→ **Data**:
☆ ☆ ☆ ☆ ☆ ☆ ☆
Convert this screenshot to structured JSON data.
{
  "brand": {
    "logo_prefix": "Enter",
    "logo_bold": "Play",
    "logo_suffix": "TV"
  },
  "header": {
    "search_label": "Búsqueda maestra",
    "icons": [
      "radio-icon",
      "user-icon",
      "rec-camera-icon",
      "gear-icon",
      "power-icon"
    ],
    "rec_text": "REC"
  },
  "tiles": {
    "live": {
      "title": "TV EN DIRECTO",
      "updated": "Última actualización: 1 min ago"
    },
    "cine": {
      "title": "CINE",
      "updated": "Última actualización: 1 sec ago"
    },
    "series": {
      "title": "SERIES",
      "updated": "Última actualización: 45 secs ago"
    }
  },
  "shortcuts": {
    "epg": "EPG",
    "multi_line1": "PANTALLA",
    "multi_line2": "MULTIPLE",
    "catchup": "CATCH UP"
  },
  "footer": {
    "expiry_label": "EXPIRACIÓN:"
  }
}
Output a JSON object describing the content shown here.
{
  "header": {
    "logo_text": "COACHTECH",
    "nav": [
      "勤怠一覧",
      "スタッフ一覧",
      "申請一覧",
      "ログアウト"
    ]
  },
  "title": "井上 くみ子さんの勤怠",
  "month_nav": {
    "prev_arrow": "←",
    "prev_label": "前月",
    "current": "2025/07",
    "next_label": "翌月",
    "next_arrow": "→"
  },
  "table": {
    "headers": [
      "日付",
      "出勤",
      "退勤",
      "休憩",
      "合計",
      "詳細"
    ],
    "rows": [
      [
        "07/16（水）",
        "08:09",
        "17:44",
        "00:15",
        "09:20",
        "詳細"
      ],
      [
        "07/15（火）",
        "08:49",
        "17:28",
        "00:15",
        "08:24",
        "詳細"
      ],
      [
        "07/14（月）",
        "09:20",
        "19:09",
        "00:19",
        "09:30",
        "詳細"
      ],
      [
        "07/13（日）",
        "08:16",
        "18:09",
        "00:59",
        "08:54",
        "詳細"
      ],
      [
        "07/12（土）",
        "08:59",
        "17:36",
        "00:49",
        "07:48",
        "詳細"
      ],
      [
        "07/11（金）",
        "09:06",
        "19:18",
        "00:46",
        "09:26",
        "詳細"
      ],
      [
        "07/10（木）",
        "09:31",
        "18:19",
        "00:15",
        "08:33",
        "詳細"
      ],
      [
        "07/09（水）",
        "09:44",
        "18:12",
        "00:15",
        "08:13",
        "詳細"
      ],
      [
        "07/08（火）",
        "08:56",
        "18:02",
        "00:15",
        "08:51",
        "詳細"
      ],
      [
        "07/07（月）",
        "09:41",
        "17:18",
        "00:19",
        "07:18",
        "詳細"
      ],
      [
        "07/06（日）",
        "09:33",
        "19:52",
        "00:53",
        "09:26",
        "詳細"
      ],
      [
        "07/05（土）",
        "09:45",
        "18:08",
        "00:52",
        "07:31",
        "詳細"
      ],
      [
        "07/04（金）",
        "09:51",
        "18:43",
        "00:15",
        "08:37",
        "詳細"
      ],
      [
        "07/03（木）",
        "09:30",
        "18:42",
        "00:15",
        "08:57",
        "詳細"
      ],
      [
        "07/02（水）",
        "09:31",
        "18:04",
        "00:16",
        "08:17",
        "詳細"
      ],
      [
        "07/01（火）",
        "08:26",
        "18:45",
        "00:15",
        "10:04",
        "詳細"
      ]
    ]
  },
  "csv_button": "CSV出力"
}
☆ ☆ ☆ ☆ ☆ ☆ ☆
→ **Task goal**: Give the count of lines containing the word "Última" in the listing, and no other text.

→ **Finished task**: 3